The dynamic NRSV translation sees the phrase "kata sarka" adverbially, modifying the verb "know". Thus, Paul states that "from now on" - that is, since the radical transformation to new life that he has experienced in Christ - he can no longer know Christ in the old (mistaken) way he did before. Christians know Christ through "transformed" eyes, no longer from the "human point of view" they had previously known.

Regarding "kata sarka", the esteemed Theological Dictionary of the New Testament (TDNT) interprets this phrase in the context of II Corinthians 5:16 as knowing "qualities which are only on the surface" and having "regard only to what is seen and what counts to men." For the TDNT, the phrase "according to the flesh" is used as an adverb and modifies the verb "know', denoting "a knowledge of Christ which judges by human standards" - a knowledge which Paul explicitly states he can no longer maintain.

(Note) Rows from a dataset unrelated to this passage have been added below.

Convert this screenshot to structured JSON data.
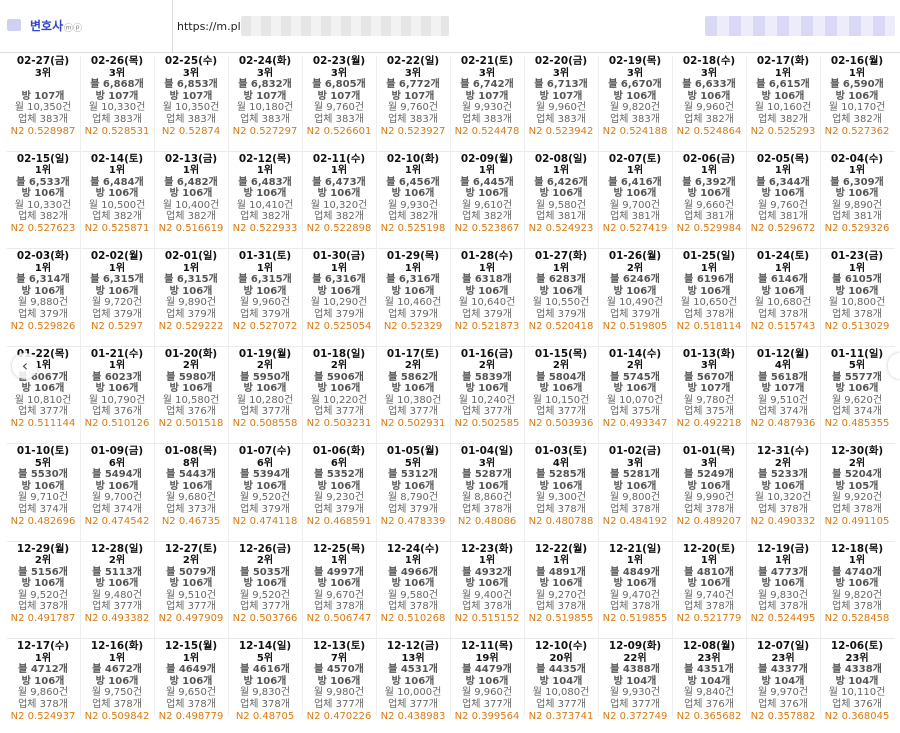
{
  "header": {
    "brand_label": "변호사",
    "url": "https://m.place"
  },
  "rows": [
    [
      {
        "date": "02-27(금)",
        "rank": "3위",
        "rev": "",
        "vis": "방 107개",
        "mon": "월 10,350건",
        "biz": "업체 383개",
        "n2": "N2 0.528987"
      },
      {
        "date": "02-26(목)",
        "rank": "3위",
        "rev": "블 6,868개",
        "vis": "방 107개",
        "mon": "월 10,330건",
        "biz": "업체 383개",
        "n2": "N2 0.528531"
      },
      {
        "date": "02-25(수)",
        "rank": "3위",
        "rev": "블 6,853개",
        "vis": "방 107개",
        "mon": "월 10,350건",
        "biz": "업체 383개",
        "n2": "N2 0.52874"
      },
      {
        "date": "02-24(화)",
        "rank": "3위",
        "rev": "블 6,832개",
        "vis": "방 107개",
        "mon": "월 10,180건",
        "biz": "업체 383개",
        "n2": "N2 0.527297"
      },
      {
        "date": "02-23(월)",
        "rank": "3위",
        "rev": "블 6,805개",
        "vis": "방 107개",
        "mon": "월 9,760건",
        "biz": "업체 383개",
        "n2": "N2 0.526601"
      },
      {
        "date": "02-22(일)",
        "rank": "3위",
        "rev": "블 6,772개",
        "vis": "방 107개",
        "mon": "월 9,760건",
        "biz": "업체 383개",
        "n2": "N2 0.523927"
      },
      {
        "date": "02-21(토)",
        "rank": "3위",
        "rev": "블 6,742개",
        "vis": "방 107개",
        "mon": "월 9,930건",
        "biz": "업체 383개",
        "n2": "N2 0.524478"
      },
      {
        "date": "02-20(금)",
        "rank": "3위",
        "rev": "블 6,713개",
        "vis": "방 107개",
        "mon": "월 9,960건",
        "biz": "업체 383개",
        "n2": "N2 0.523942"
      },
      {
        "date": "02-19(목)",
        "rank": "3위",
        "rev": "블 6,670개",
        "vis": "방 106개",
        "mon": "월 9,820건",
        "biz": "업체 383개",
        "n2": "N2 0.524188"
      },
      {
        "date": "02-18(수)",
        "rank": "3위",
        "rev": "블 6,633개",
        "vis": "방 106개",
        "mon": "월 9,960건",
        "biz": "업체 382개",
        "n2": "N2 0.524864"
      },
      {
        "date": "02-17(화)",
        "rank": "1위",
        "rev": "블 6,615개",
        "vis": "방 106개",
        "mon": "월 10,160건",
        "biz": "업체 382개",
        "n2": "N2 0.525293"
      },
      {
        "date": "02-16(월)",
        "rank": "1위",
        "rev": "블 6,590개",
        "vis": "방 106개",
        "mon": "월 10,170건",
        "biz": "업체 382개",
        "n2": "N2 0.527362"
      }
    ],
    [
      {
        "date": "02-15(일)",
        "rank": "1위",
        "rev": "블 6,533개",
        "vis": "방 106개",
        "mon": "월 10,330건",
        "biz": "업체 382개",
        "n2": "N2 0.527623"
      },
      {
        "date": "02-14(토)",
        "rank": "1위",
        "rev": "블 6,484개",
        "vis": "방 106개",
        "mon": "월 10,500건",
        "biz": "업체 382개",
        "n2": "N2 0.525871"
      },
      {
        "date": "02-13(금)",
        "rank": "1위",
        "rev": "블 6,482개",
        "vis": "방 106개",
        "mon": "월 10,400건",
        "biz": "업체 382개",
        "n2": "N2 0.516619"
      },
      {
        "date": "02-12(목)",
        "rank": "1위",
        "rev": "블 6,483개",
        "vis": "방 106개",
        "mon": "월 10,410건",
        "biz": "업체 382개",
        "n2": "N2 0.522933"
      },
      {
        "date": "02-11(수)",
        "rank": "1위",
        "rev": "블 6,473개",
        "vis": "방 106개",
        "mon": "월 10,320건",
        "biz": "업체 382개",
        "n2": "N2 0.522898"
      },
      {
        "date": "02-10(화)",
        "rank": "1위",
        "rev": "블 6,456개",
        "vis": "방 106개",
        "mon": "월 9,930건",
        "biz": "업체 382개",
        "n2": "N2 0.525198"
      },
      {
        "date": "02-09(월)",
        "rank": "1위",
        "rev": "블 6,445개",
        "vis": "방 106개",
        "mon": "월 9,610건",
        "biz": "업체 382개",
        "n2": "N2 0.523867"
      },
      {
        "date": "02-08(일)",
        "rank": "1위",
        "rev": "블 6,426개",
        "vis": "방 106개",
        "mon": "월 9,580건",
        "biz": "업체 381개",
        "n2": "N2 0.524923"
      },
      {
        "date": "02-07(토)",
        "rank": "1위",
        "rev": "블 6,416개",
        "vis": "방 106개",
        "mon": "월 9,700건",
        "biz": "업체 381개",
        "n2": "N2 0.527419"
      },
      {
        "date": "02-06(금)",
        "rank": "1위",
        "rev": "블 6,392개",
        "vis": "방 106개",
        "mon": "월 9,660건",
        "biz": "업체 381개",
        "n2": "N2 0.529984"
      },
      {
        "date": "02-05(목)",
        "rank": "1위",
        "rev": "블 6,344개",
        "vis": "방 106개",
        "mon": "월 9,760건",
        "biz": "업체 381개",
        "n2": "N2 0.529672"
      },
      {
        "date": "02-04(수)",
        "rank": "1위",
        "rev": "블 6,309개",
        "vis": "방 106개",
        "mon": "월 9,890건",
        "biz": "업체 381개",
        "n2": "N2 0.529326"
      }
    ],
    [
      {
        "date": "02-03(화)",
        "rank": "1위",
        "rev": "블 6,314개",
        "vis": "방 106개",
        "mon": "월 9,880건",
        "biz": "업체 379개",
        "n2": "N2 0.529826"
      },
      {
        "date": "02-02(월)",
        "rank": "1위",
        "rev": "블 6,315개",
        "vis": "방 106개",
        "mon": "월 9,720건",
        "biz": "업체 379개",
        "n2": "N2 0.5297"
      },
      {
        "date": "02-01(일)",
        "rank": "1위",
        "rev": "블 6,315개",
        "vis": "방 106개",
        "mon": "월 9,890건",
        "biz": "업체 379개",
        "n2": "N2 0.529222"
      },
      {
        "date": "01-31(토)",
        "rank": "1위",
        "rev": "블 6,315개",
        "vis": "방 106개",
        "mon": "월 9,960건",
        "biz": "업체 379개",
        "n2": "N2 0.527072"
      },
      {
        "date": "01-30(금)",
        "rank": "1위",
        "rev": "블 6,316개",
        "vis": "방 106개",
        "mon": "월 10,290건",
        "biz": "업체 379개",
        "n2": "N2 0.525054"
      },
      {
        "date": "01-29(목)",
        "rank": "1위",
        "rev": "블 6,316개",
        "vis": "방 106개",
        "mon": "월 10,460건",
        "biz": "업체 379개",
        "n2": "N2 0.52329"
      },
      {
        "date": "01-28(수)",
        "rank": "1위",
        "rev": "블 6318개",
        "vis": "방 106개",
        "mon": "월 10,640건",
        "biz": "업체 379개",
        "n2": "N2 0.521873"
      },
      {
        "date": "01-27(화)",
        "rank": "1위",
        "rev": "블 6283개",
        "vis": "방 106개",
        "mon": "월 10,550건",
        "biz": "업체 379개",
        "n2": "N2 0.520418"
      },
      {
        "date": "01-26(월)",
        "rank": "2위",
        "rev": "블 6246개",
        "vis": "방 106개",
        "mon": "월 10,490건",
        "biz": "업체 379개",
        "n2": "N2 0.519805"
      },
      {
        "date": "01-25(일)",
        "rank": "1위",
        "rev": "블 6196개",
        "vis": "방 106개",
        "mon": "월 10,650건",
        "biz": "업체 378개",
        "n2": "N2 0.518114"
      },
      {
        "date": "01-24(토)",
        "rank": "1위",
        "rev": "블 6146개",
        "vis": "방 106개",
        "mon": "월 10,680건",
        "biz": "업체 378개",
        "n2": "N2 0.515743"
      },
      {
        "date": "01-23(금)",
        "rank": "1위",
        "rev": "블 6105개",
        "vis": "방 106개",
        "mon": "월 10,800건",
        "biz": "업체 378개",
        "n2": "N2 0.513029"
      }
    ],
    [
      {
        "date": "01-22(목)",
        "rank": "1위",
        "rev": "블 6067개",
        "vis": "방 106개",
        "mon": "월 10,810건",
        "biz": "업체 377개",
        "n2": "N2 0.511144"
      },
      {
        "date": "01-21(수)",
        "rank": "1위",
        "rev": "블 6023개",
        "vis": "방 106개",
        "mon": "월 10,790건",
        "biz": "업체 376개",
        "n2": "N2 0.510126"
      },
      {
        "date": "01-20(화)",
        "rank": "2위",
        "rev": "블 5980개",
        "vis": "방 106개",
        "mon": "월 10,580건",
        "biz": "업체 376개",
        "n2": "N2 0.501518"
      },
      {
        "date": "01-19(월)",
        "rank": "2위",
        "rev": "블 5950개",
        "vis": "방 106개",
        "mon": "월 10,280건",
        "biz": "업체 377개",
        "n2": "N2 0.508558"
      },
      {
        "date": "01-18(일)",
        "rank": "2위",
        "rev": "블 5906개",
        "vis": "방 106개",
        "mon": "월 10,220건",
        "biz": "업체 377개",
        "n2": "N2 0.503231"
      },
      {
        "date": "01-17(토)",
        "rank": "2위",
        "rev": "블 5862개",
        "vis": "방 106개",
        "mon": "월 10,380건",
        "biz": "업체 377개",
        "n2": "N2 0.502931"
      },
      {
        "date": "01-16(금)",
        "rank": "2위",
        "rev": "블 5839개",
        "vis": "방 106개",
        "mon": "월 10,240건",
        "biz": "업체 377개",
        "n2": "N2 0.502585"
      },
      {
        "date": "01-15(목)",
        "rank": "2위",
        "rev": "블 5804개",
        "vis": "방 106개",
        "mon": "월 10,150건",
        "biz": "업체 377개",
        "n2": "N2 0.503936"
      },
      {
        "date": "01-14(수)",
        "rank": "2위",
        "rev": "블 5745개",
        "vis": "방 106개",
        "mon": "월 10,070건",
        "biz": "업체 375개",
        "n2": "N2 0.493347"
      },
      {
        "date": "01-13(화)",
        "rank": "3위",
        "rev": "블 5670개",
        "vis": "방 107개",
        "mon": "월 9,780건",
        "biz": "업체 375개",
        "n2": "N2 0.492218"
      },
      {
        "date": "01-12(월)",
        "rank": "4위",
        "rev": "블 5618개",
        "vis": "방 107개",
        "mon": "월 9,510건",
        "biz": "업체 374개",
        "n2": "N2 0.487936"
      },
      {
        "date": "01-11(일)",
        "rank": "5위",
        "rev": "블 5577개",
        "vis": "방 106개",
        "mon": "월 9,620건",
        "biz": "업체 374개",
        "n2": "N2 0.485355"
      }
    ],
    [
      {
        "date": "01-10(토)",
        "rank": "5위",
        "rev": "블 5530개",
        "vis": "방 106개",
        "mon": "월 9,710건",
        "biz": "업체 374개",
        "n2": "N2 0.482696"
      },
      {
        "date": "01-09(금)",
        "rank": "6위",
        "rev": "블 5494개",
        "vis": "방 106개",
        "mon": "월 9,700건",
        "biz": "업체 374개",
        "n2": "N2 0.474542"
      },
      {
        "date": "01-08(목)",
        "rank": "8위",
        "rev": "블 5443개",
        "vis": "방 106개",
        "mon": "월 9,680건",
        "biz": "업체 373개",
        "n2": "N2 0.46735"
      },
      {
        "date": "01-07(수)",
        "rank": "6위",
        "rev": "블 5394개",
        "vis": "방 106개",
        "mon": "월 9,520건",
        "biz": "업체 379개",
        "n2": "N2 0.474118"
      },
      {
        "date": "01-06(화)",
        "rank": "6위",
        "rev": "블 5352개",
        "vis": "방 106개",
        "mon": "월 9,230건",
        "biz": "업체 379개",
        "n2": "N2 0.468591"
      },
      {
        "date": "01-05(월)",
        "rank": "5위",
        "rev": "블 5312개",
        "vis": "방 106개",
        "mon": "월 8,790건",
        "biz": "업체 379개",
        "n2": "N2 0.478339"
      },
      {
        "date": "01-04(일)",
        "rank": "3위",
        "rev": "블 5287개",
        "vis": "방 106개",
        "mon": "월 8,860건",
        "biz": "업체 378개",
        "n2": "N2 0.48086"
      },
      {
        "date": "01-03(토)",
        "rank": "4위",
        "rev": "블 5285개",
        "vis": "방 106개",
        "mon": "월 9,300건",
        "biz": "업체 378개",
        "n2": "N2 0.480788"
      },
      {
        "date": "01-02(금)",
        "rank": "3위",
        "rev": "블 5281개",
        "vis": "방 106개",
        "mon": "월 9,800건",
        "biz": "업체 378개",
        "n2": "N2 0.484192"
      },
      {
        "date": "01-01(목)",
        "rank": "3위",
        "rev": "블 5249개",
        "vis": "방 106개",
        "mon": "월 9,990건",
        "biz": "업체 378개",
        "n2": "N2 0.489207"
      },
      {
        "date": "12-31(수)",
        "rank": "2위",
        "rev": "블 5233개",
        "vis": "방 106개",
        "mon": "월 10,320건",
        "biz": "업체 378개",
        "n2": "N2 0.490332"
      },
      {
        "date": "12-30(화)",
        "rank": "2위",
        "rev": "블 5204개",
        "vis": "방 105개",
        "mon": "월 9,920건",
        "biz": "업체 378개",
        "n2": "N2 0.491105"
      }
    ],
    [
      {
        "date": "12-29(월)",
        "rank": "2위",
        "rev": "블 5156개",
        "vis": "방 106개",
        "mon": "월 9,520건",
        "biz": "업체 378개",
        "n2": "N2 0.491787"
      },
      {
        "date": "12-28(일)",
        "rank": "2위",
        "rev": "블 5113개",
        "vis": "방 106개",
        "mon": "월 9,480건",
        "biz": "업체 377개",
        "n2": "N2 0.493382"
      },
      {
        "date": "12-27(토)",
        "rank": "2위",
        "rev": "블 5079개",
        "vis": "방 106개",
        "mon": "월 9,510건",
        "biz": "업체 377개",
        "n2": "N2 0.497909"
      },
      {
        "date": "12-26(금)",
        "rank": "2위",
        "rev": "블 5035개",
        "vis": "방 106개",
        "mon": "월 9,520건",
        "biz": "업체 377개",
        "n2": "N2 0.503766"
      },
      {
        "date": "12-25(목)",
        "rank": "1위",
        "rev": "블 4997개",
        "vis": "방 106개",
        "mon": "월 9,670건",
        "biz": "업체 378개",
        "n2": "N2 0.506747"
      },
      {
        "date": "12-24(수)",
        "rank": "1위",
        "rev": "블 4966개",
        "vis": "방 106개",
        "mon": "월 9,580건",
        "biz": "업체 378개",
        "n2": "N2 0.510268"
      },
      {
        "date": "12-23(화)",
        "rank": "1위",
        "rev": "블 4932개",
        "vis": "방 106개",
        "mon": "월 9,400건",
        "biz": "업체 378개",
        "n2": "N2 0.515152"
      },
      {
        "date": "12-22(월)",
        "rank": "1위",
        "rev": "블 4891개",
        "vis": "방 106개",
        "mon": "월 9,270건",
        "biz": "업체 378개",
        "n2": "N2 0.519855"
      },
      {
        "date": "12-21(일)",
        "rank": "1위",
        "rev": "블 4849개",
        "vis": "방 106개",
        "mon": "월 9,470건",
        "biz": "업체 378개",
        "n2": "N2 0.519855"
      },
      {
        "date": "12-20(토)",
        "rank": "1위",
        "rev": "블 4810개",
        "vis": "방 106개",
        "mon": "월 9,740건",
        "biz": "업체 378개",
        "n2": "N2 0.521779"
      },
      {
        "date": "12-19(금)",
        "rank": "1위",
        "rev": "블 4773개",
        "vis": "방 106개",
        "mon": "월 9,830건",
        "biz": "업체 378개",
        "n2": "N2 0.524495"
      },
      {
        "date": "12-18(목)",
        "rank": "1위",
        "rev": "블 4740개",
        "vis": "방 106개",
        "mon": "월 9,820건",
        "biz": "업체 378개",
        "n2": "N2 0.528458"
      }
    ],
    [
      {
        "date": "12-17(수)",
        "rank": "1위",
        "rev": "블 4712개",
        "vis": "방 106개",
        "mon": "월 9,860건",
        "biz": "업체 378개",
        "n2": "N2 0.524937"
      },
      {
        "date": "12-16(화)",
        "rank": "1위",
        "rev": "블 4672개",
        "vis": "방 106개",
        "mon": "월 9,750건",
        "biz": "업체 378개",
        "n2": "N2 0.509842"
      },
      {
        "date": "12-15(월)",
        "rank": "1위",
        "rev": "블 4649개",
        "vis": "방 106개",
        "mon": "월 9,650건",
        "biz": "업체 378개",
        "n2": "N2 0.498779"
      },
      {
        "date": "12-14(일)",
        "rank": "5위",
        "rev": "블 4616개",
        "vis": "방 106개",
        "mon": "월 9,830건",
        "biz": "업체 378개",
        "n2": "N2 0.48705"
      },
      {
        "date": "12-13(토)",
        "rank": "7위",
        "rev": "블 4570개",
        "vis": "방 106개",
        "mon": "월 9,980건",
        "biz": "업체 377개",
        "n2": "N2 0.470226"
      },
      {
        "date": "12-12(금)",
        "rank": "13위",
        "rev": "블 4531개",
        "vis": "방 106개",
        "mon": "월 10,000건",
        "biz": "업체 377개",
        "n2": "N2 0.438983"
      },
      {
        "date": "12-11(목)",
        "rank": "19위",
        "rev": "블 4479개",
        "vis": "방 106개",
        "mon": "월 9,960건",
        "biz": "업체 377개",
        "n2": "N2 0.399564"
      },
      {
        "date": "12-10(수)",
        "rank": "20위",
        "rev": "블 4435개",
        "vis": "방 104개",
        "mon": "월 10,080건",
        "biz": "업체 377개",
        "n2": "N2 0.373741"
      },
      {
        "date": "12-09(화)",
        "rank": "22위",
        "rev": "블 4388개",
        "vis": "방 104개",
        "mon": "월 9,930건",
        "biz": "업체 377개",
        "n2": "N2 0.372749"
      },
      {
        "date": "12-08(월)",
        "rank": "23위",
        "rev": "블 4351개",
        "vis": "방 104개",
        "mon": "월 9,840건",
        "biz": "업체 376개",
        "n2": "N2 0.365682"
      },
      {
        "date": "12-07(일)",
        "rank": "23위",
        "rev": "블 4337개",
        "vis": "방 104개",
        "mon": "월 9,970건",
        "biz": "업체 376개",
        "n2": "N2 0.357882"
      },
      {
        "date": "12-06(토)",
        "rank": "23위",
        "rev": "블 4338개",
        "vis": "방 104개",
        "mon": "월 10,110건",
        "biz": "업체 376개",
        "n2": "N2 0.368045"
      }
    ]
  ]
}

[It is interesting to note that even Bultmann (in his Theology of the New Testament) acknowledges that "kata sarka" is best understood as an adverb in II Corinthians 5:16. But he nevertheless held to his position that this grammatical reality makes no difference - "means nothing" in his own words - in light of Paul's obvious lack of interest in the life of the historical Jesus. Many contemporary scholars would strongly disagree with both Bultmann's interpretation of II Corinthians 5:16 and his view that early Christians showed no interest in the memory of the historical Jesus.]

In conclusion, while it may seem that the most literal translation of a biblical text is the one that is most faithful to its true meaning, this is often not the case. "Words have usage, not meaning," my old Greek professor, Roger Greene, reminds us.

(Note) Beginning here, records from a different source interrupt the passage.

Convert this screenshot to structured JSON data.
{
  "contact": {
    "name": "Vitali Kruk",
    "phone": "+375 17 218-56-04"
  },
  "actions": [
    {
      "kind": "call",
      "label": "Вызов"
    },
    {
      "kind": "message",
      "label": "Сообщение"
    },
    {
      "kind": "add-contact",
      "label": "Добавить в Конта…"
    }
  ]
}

The goal of biblical translation is to communicate words (and the ideas behind them) across barriers of language, culture, and time and, in turn, to allow these words (and ideas) to speak to our situation today. This is not always an easy task. A well-meaning commitment to the most literal translation of a text possible may sound the most faithful to the original text when in fact such literalism can cloud rather than clarify the text's meaning.

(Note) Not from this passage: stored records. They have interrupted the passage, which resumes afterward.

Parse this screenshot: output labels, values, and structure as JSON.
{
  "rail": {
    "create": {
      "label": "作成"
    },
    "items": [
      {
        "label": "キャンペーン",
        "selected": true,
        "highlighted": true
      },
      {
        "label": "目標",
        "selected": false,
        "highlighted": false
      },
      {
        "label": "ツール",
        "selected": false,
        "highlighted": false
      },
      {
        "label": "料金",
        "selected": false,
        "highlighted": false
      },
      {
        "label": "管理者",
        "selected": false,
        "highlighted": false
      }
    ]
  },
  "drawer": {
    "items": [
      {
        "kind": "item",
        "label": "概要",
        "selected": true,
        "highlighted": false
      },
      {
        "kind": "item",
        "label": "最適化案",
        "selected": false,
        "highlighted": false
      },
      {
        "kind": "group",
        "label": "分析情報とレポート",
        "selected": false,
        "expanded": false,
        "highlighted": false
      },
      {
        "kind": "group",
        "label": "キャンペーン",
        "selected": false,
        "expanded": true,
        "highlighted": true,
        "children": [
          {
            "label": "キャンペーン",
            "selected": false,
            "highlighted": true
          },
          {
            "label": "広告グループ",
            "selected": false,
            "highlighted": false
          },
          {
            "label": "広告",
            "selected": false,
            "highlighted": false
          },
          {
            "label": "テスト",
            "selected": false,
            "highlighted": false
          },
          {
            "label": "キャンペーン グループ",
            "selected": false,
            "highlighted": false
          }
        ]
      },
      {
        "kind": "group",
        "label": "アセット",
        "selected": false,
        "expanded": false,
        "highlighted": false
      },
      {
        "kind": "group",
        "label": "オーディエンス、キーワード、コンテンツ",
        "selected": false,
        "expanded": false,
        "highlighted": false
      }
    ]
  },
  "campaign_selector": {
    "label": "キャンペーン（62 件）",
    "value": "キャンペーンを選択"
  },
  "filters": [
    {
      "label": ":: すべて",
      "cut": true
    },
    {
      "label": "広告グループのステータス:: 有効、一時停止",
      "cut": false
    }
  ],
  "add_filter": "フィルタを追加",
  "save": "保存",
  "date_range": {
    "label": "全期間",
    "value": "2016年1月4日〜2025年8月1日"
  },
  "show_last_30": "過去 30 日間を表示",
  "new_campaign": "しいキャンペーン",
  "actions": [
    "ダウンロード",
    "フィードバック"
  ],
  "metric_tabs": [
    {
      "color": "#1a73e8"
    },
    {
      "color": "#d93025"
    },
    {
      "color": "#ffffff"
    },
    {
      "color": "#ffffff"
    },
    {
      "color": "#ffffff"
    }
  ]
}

  1. Excellent post, Joe, on the idiomatic translation of 2 Co. 5:16. Indeed, I use this very passage with my Greek students to demonstrate the importance of changing Greek idiomatic language into appropriate English idioms. Of course, dynamic equivalencies have their own dangers, both since the reader without knowledge of Greek and Hebrew cannot tell when the translator is using them and because the dynamic equivalency lends itself more easily to eisegesis. The reader must trust the translator's expertise and that he or she is offering a responsible rendering. On the other hand, not to use idiomatic language, as you pointed out, can lead to inappropriate conclusions, especially when a Greek phrase, such as this one in 2 Co. 5, can be very easily misunderstood by an English reader. Some dynamic equivalencies are more-or-less obvious, such as, the concluding references in 2 and 3 John about meeting the believers "mouth to mouth" (stoma pros stoma). Even the KJV, which is not given to dynamic equivalencies, uses one here ("face to face"). On the other hand, an example of an irresponsible dynamic equivalency comes in the Good as New Bible, published not many years ago in Great Britain. For 1 Co. 7:1-2, which in Greek says, "Now concerning the things about which you wrote...let each man have his wife and each woman her own husband." The GNB, in an effort to be more homosexually friendly, has mistranslated this as, "My advice for everyone to have a regular partner." This is an egregious mistranslation and unworthy of any serious and unprejudiced scholar, but the average English reader is not to know this without prior knowledge of Greek.

  2. Very good reminder, Dan, that dynamic equivalence translations can also reflect the prejudgments and shortcomings of all human translators.